Peter* was a bright child with a genuine desire to learn about the world around him. He had a good vocabulary and from a young age he was constantly asking questions. It came as a surprise when he struggled to maintain his grades and began to fall behind his peers. His teacher quickly identified that Peter would struggle to answer written comprehension questions if he was required to read information, but was successful when someone read that same information and questions to him, thus removing the requirement of reading. Peter was fortunate because his teacher suspected Dyslexia and referred him to an Educational Psychologist for a diagnosis. He then saw a Speech and Language Therapist for further support. Peter’s grades and self-confidence have since improved.

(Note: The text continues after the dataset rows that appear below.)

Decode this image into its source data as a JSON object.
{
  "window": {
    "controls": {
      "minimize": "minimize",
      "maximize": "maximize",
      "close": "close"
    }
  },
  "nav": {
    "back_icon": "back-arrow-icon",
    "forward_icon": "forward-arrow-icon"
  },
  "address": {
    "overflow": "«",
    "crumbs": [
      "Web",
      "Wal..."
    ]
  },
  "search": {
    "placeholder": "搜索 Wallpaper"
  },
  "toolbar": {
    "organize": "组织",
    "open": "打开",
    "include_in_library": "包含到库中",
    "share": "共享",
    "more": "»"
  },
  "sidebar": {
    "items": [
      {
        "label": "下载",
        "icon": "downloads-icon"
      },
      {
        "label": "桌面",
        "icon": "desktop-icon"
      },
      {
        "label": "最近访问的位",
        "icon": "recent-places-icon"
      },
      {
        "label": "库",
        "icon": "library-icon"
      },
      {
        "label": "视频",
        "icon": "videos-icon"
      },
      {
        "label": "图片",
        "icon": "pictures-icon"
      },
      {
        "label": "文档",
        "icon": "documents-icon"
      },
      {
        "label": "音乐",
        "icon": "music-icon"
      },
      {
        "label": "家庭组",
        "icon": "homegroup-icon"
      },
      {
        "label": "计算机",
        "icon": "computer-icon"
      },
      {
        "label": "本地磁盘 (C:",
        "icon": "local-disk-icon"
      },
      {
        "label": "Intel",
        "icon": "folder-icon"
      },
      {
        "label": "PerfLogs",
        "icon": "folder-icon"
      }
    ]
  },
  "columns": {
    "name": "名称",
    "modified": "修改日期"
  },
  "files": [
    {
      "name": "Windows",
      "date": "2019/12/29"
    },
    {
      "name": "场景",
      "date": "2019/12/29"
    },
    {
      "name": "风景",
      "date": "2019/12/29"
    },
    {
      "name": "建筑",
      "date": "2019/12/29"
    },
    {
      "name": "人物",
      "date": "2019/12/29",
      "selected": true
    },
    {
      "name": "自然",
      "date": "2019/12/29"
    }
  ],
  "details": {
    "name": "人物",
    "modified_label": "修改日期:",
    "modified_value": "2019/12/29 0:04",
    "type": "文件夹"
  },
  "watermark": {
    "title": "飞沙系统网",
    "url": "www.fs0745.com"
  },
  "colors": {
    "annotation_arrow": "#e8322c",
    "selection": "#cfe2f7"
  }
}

The British Dyslexia Association describes dyslexia as “a specific learning difficulty which mainly affects the development of literacy and language related skills”. It is also important to highlight that dyslexia does not affect intelligence.
Some Possible Signs of Dyslexia
- Delayed speech or language development: Hopefully a child with delayed speech and language development is under the care of a Speech and Language Therapist. If not, parents should discuss any concerns with their child’s teacher or General Practitioner, in order to request a referral.
- Difficulties with reading: A child who struggles to sound out the letters of words or recognise previously taught words may have dyslexia.
- Difficulties with writing and spelling: Writing the letters the wrong way (e.g. writing “bad” as “dab”) or jumbling letters within words (e.g. “street” may be written as srteet”) could be a sign of dyslexia.
- Difficulties understanding rhymes: Many children grasp the concept of “rhyme” when exposed to nursery rhymes and Dr Seuss books. Matching rhyming words (e.g. “Which two words rhyme: cat, car, mat?”), or being able to generate a rhyming word for another word (e.g. “Tell me a word that rhymes with book”) are important skills for literacy.
- Difficulties with phonological awareness: Phonological awareness refers to how easily children can recognise and manipulate sounds, syllables and rhyme (e.g. “What word is made by swapping the ‘sh’ in ‘shop’ for a ‘ch’?” or “How many syllables are in the word, ‘dinosaur’?”).
- Struggles to recall what they have read: If a student has been asked to read a passage to themselves but then is not able to accurately explain what they have read, if could be an indication of dyslexia.